*What is required:* Lines holding the word "structure" in the material below: count them and write the number alone.

-*-*-

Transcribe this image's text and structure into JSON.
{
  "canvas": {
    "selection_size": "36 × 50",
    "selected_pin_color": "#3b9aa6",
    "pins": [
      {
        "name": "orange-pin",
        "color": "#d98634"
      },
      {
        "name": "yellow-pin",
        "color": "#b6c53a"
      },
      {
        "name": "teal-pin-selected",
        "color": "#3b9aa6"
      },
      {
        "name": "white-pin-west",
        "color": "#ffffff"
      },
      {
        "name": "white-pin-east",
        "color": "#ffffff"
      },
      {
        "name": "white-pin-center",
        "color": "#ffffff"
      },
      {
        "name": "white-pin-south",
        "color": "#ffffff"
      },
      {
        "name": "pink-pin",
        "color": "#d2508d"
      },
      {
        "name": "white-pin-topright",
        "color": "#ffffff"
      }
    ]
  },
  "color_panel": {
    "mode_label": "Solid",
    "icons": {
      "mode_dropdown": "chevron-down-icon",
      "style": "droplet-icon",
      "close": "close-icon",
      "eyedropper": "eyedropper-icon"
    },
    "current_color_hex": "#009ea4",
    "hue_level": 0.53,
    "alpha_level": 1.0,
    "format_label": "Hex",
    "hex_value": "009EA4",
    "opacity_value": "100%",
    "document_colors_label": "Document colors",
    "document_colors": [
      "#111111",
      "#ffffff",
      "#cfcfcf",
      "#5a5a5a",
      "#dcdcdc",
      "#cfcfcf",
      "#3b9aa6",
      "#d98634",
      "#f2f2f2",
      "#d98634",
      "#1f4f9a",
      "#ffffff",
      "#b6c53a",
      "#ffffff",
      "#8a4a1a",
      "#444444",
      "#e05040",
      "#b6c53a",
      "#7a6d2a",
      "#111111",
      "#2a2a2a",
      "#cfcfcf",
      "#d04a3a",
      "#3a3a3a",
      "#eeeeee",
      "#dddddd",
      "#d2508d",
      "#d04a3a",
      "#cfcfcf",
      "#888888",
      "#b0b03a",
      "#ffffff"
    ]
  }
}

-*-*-

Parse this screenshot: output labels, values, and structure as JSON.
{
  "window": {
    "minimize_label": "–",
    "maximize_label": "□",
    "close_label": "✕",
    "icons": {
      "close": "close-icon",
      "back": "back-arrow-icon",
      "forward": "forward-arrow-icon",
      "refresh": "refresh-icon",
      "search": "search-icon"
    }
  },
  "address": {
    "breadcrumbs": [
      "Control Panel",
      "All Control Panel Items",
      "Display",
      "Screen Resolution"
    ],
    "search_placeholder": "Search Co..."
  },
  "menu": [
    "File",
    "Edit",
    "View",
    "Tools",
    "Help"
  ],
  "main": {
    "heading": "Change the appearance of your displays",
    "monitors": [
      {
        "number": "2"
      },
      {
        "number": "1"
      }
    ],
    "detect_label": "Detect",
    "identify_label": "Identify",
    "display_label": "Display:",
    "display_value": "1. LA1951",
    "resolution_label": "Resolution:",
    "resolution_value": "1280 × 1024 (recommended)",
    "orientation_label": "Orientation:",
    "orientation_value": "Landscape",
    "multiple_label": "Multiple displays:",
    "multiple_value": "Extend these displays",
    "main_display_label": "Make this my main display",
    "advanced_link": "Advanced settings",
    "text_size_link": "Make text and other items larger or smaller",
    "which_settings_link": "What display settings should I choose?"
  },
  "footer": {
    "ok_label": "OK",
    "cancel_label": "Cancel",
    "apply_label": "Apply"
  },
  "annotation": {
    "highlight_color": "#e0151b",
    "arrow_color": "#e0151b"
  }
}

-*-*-

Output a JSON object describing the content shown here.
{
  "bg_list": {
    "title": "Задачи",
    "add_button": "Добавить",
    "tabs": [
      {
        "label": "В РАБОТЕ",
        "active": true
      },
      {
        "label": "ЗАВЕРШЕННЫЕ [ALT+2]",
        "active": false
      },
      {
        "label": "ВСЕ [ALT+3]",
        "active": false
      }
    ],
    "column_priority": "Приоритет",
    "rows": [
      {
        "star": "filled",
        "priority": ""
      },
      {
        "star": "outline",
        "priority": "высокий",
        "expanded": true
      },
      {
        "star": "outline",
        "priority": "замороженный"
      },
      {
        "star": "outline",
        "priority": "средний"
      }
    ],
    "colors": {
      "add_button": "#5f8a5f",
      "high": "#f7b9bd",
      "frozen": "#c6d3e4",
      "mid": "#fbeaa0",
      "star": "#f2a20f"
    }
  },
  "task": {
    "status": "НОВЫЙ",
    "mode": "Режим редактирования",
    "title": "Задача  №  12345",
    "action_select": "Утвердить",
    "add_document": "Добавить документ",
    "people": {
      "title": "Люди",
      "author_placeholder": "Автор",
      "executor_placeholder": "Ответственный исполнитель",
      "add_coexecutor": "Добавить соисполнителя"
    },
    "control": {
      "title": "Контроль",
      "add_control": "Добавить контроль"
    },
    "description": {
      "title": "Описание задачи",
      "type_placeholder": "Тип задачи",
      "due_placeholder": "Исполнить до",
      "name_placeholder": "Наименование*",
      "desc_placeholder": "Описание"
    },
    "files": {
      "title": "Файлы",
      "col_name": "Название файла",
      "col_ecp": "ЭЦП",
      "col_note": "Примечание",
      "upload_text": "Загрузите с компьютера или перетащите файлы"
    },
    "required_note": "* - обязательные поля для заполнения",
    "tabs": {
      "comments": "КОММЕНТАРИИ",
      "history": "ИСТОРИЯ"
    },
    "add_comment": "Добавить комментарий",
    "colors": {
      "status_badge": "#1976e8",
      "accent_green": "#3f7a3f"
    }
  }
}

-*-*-

*Answer below:* 2